Development aid drops in 2018, especially to neediest countries - OECD adopts new methodology for counting loans in official aid data

In 2014, members of the OECD’s Development Assistance Committee (DAC) decided to modernise the reporting of concessional loans by assessing their concessionality based on discount rates differentiated by income group, and introducing a grant-equivalent system for calculating ODA figures.  Instead of recording the actual flows of cash between a donor and recipient country, DAC members agreed that the headline figure for official development assistance (ODA) would be based on the grant equivalents of aid loans, i.e. the “gift portion” of the loans, expressed as a monetary value [1].  The grant equivalent methodology would provide a more realistic comparison of the effort involved in providing grants and loans and encourage the provision of grants and highly concessional (or soft) loans, especially to low-income countries.

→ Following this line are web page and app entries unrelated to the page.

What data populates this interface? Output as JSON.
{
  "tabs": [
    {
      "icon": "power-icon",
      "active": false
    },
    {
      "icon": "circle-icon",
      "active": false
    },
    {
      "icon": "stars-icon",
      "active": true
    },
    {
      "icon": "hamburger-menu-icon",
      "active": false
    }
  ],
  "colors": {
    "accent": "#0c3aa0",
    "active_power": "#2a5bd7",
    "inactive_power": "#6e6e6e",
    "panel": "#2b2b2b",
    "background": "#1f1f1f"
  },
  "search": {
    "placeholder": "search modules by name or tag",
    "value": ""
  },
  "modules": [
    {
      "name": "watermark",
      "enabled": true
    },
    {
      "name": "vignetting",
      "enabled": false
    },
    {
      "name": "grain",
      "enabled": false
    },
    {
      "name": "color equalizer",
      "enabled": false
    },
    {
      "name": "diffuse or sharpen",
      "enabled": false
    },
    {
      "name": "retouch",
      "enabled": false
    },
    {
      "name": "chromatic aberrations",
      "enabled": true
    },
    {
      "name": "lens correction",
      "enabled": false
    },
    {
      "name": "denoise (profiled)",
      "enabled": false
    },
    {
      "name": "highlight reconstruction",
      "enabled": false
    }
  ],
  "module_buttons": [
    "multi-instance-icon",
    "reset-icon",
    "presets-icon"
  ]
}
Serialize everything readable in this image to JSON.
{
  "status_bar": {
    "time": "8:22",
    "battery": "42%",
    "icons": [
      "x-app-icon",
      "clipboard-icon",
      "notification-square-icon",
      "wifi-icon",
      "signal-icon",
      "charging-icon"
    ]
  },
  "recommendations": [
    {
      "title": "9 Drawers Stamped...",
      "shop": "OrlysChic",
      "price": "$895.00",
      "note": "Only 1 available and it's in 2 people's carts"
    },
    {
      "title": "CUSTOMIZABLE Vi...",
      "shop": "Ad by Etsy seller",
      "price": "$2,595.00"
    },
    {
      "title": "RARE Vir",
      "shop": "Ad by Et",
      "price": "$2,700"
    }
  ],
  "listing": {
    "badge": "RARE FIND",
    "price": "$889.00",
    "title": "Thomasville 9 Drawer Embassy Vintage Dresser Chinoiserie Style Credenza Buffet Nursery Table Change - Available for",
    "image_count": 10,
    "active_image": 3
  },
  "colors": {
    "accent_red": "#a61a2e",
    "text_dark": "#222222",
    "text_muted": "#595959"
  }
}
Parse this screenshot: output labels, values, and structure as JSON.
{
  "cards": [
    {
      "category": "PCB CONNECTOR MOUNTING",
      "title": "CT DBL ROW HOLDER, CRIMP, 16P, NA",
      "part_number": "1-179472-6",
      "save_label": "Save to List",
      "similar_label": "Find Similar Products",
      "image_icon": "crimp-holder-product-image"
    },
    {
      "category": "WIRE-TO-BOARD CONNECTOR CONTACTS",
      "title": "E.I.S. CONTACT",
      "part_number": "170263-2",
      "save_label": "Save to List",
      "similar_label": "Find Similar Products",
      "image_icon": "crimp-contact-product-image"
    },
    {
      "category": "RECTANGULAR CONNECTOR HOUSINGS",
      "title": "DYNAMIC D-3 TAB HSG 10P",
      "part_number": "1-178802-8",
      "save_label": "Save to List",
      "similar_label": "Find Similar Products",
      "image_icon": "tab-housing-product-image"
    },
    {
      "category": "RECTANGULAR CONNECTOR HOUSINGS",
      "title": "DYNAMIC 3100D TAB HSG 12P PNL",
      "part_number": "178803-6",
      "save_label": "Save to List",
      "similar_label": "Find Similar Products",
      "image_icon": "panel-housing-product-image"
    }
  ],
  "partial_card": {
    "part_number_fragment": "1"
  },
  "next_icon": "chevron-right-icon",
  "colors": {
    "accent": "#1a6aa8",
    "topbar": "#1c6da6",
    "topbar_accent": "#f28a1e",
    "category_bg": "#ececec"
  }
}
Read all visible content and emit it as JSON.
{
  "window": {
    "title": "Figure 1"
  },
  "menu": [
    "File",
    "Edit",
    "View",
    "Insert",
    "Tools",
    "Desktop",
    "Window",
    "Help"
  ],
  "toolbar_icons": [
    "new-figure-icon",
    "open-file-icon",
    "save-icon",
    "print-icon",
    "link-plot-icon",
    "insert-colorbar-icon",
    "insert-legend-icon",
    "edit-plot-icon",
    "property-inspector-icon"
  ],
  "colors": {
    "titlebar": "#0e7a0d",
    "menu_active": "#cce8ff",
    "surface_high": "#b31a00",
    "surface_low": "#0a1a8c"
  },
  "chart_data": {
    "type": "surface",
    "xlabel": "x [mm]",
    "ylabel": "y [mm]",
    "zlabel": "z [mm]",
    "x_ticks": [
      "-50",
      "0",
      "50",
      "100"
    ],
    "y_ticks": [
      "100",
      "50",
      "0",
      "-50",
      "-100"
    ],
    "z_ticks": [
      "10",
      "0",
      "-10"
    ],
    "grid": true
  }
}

In 2016, DAC members also decided to apply the grant equivalent measure to other non-grant instruments, such as equities and private sector instruments (PSI) to better reflect the donor effort involved.  Whilst DAC members agreed on a methodology for counting the grant equivalent of official loans and loans to multilateral institutions, they have yet to reach agreement on how to calculate ODA grant equivalents for equities, PSI and debt relief. Pending an agreement, DAC members have decided on provisional reporting arrangements for PSI whereby either contributions to Development Finance Institutions (DFIs) and other PSI vehicles may be counted at face value (using an institutional approach), or loans and equities made directly to private sector entities may be counted on a cash-flow basis (using an instrument approach) [2], with any equity sale proceeds capped at the value of the original investment . DAC members will continue to work with the support of the OECD Secretariat in 2019 to find an agreement, and make the reporting of PSIs and debt relief consistent with the new grant equivalent method. 

This change in the ODA methodology takes effect in 2019 with the publication of preliminary 2018 ODA.

The implementation of the ODA grant equivalent methodology adds 2.5% to 2018 ODA levels for all DAC countries combined, with impacts on individual country figures ranging from 40.8 % for Japan, 14.2% for Portugal and 11.4% for Spain to -2.7% for Korea , -2.8% for France, -2.9% for Belgium, and -3.5% for Germany. 

The new “grant equivalent” headline ODA figures are no longer comparable with the historical series on “cash basis”.  In the cash basis, the net capital flow over the lifetime of a loan is nil because repayments of principal are deducted when made; interest payments are not taken into account [3].  In the grant equivalent method, both principal and interest payments are taken into consideration, but discounted to the value they represent in today’s money. 

[1] For further information see:

[2] For further information see:

[3] Deducting interest payments yields a measure called “net transfers”.